'Blended': Sandler and Barrymore in routine slap-rom
Who wouldn't want to re-create the screen magic Adam Sandler and Drew Barrymore established in 50 First Dates and The Wedding Singer?
Especially since it's so easy: Just put them in the same frame. The chemistry between them is so inert that proximity is the best you can do.
The challenge for Blended, a thoroughly routine slap-rom, is to build a colorful tent around the dead zone of its leads.
The premise and the casting director do all the work.
Sandler is a widower with three young daughters; Barrymore is a divorcee with two feral sons. It's hate at first sight for the couple.
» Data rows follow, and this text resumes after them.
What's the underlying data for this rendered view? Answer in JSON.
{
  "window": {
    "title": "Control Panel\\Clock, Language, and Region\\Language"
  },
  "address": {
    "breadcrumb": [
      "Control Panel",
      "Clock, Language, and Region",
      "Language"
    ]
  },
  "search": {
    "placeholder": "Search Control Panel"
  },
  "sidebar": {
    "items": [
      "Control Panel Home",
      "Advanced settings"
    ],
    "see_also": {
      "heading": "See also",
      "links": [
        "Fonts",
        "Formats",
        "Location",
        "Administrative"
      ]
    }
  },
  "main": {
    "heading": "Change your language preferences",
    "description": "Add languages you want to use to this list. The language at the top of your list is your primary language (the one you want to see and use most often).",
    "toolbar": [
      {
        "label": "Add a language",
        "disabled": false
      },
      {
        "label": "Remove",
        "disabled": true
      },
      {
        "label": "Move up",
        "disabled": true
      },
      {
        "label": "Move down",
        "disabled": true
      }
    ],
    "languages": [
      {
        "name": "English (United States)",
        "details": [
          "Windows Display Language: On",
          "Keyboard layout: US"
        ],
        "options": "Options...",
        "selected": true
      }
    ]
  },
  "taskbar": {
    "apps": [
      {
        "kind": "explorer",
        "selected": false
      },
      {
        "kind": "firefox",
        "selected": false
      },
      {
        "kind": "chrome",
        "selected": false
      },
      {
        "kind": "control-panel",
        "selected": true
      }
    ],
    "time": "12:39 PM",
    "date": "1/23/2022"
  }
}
You can tell by the nastiness of the insults they swap through the first hour that they are destined for a dewy finish.
Actually, when the oft-delayed first kiss finally arrives, Sandler looks as pained and reluctant as a child tasting octopus for the first time.
Fortunately, there's a lot of distraction, including the African setting (by wild coincidence, both families end up at the expensive Sun City resort), the scene-consuming kids, and a pageant of showy supporting roles (Wendi McLendon-Covey, Terry Crews, Kevin Nealon, Joel McHale, Shaquille O'Neal, even sportscaster Dan Patrick).
Blended throws a lot of things on the screen, but in the end, it has to confront its awkward and artificial "romance." And that's just ugly.
Blended * (out of four stars)
Directed by Frank Coraci. With Adam Sandler, Drew Barrymore, Wendi McLendon-Covey, Terry Crews. Distributed by Warner Bros.
Running time: 1 hour, 57 mins.
Parent's guide: PG-13 (profanity, crude and sexual content).
Playing at: area theaters.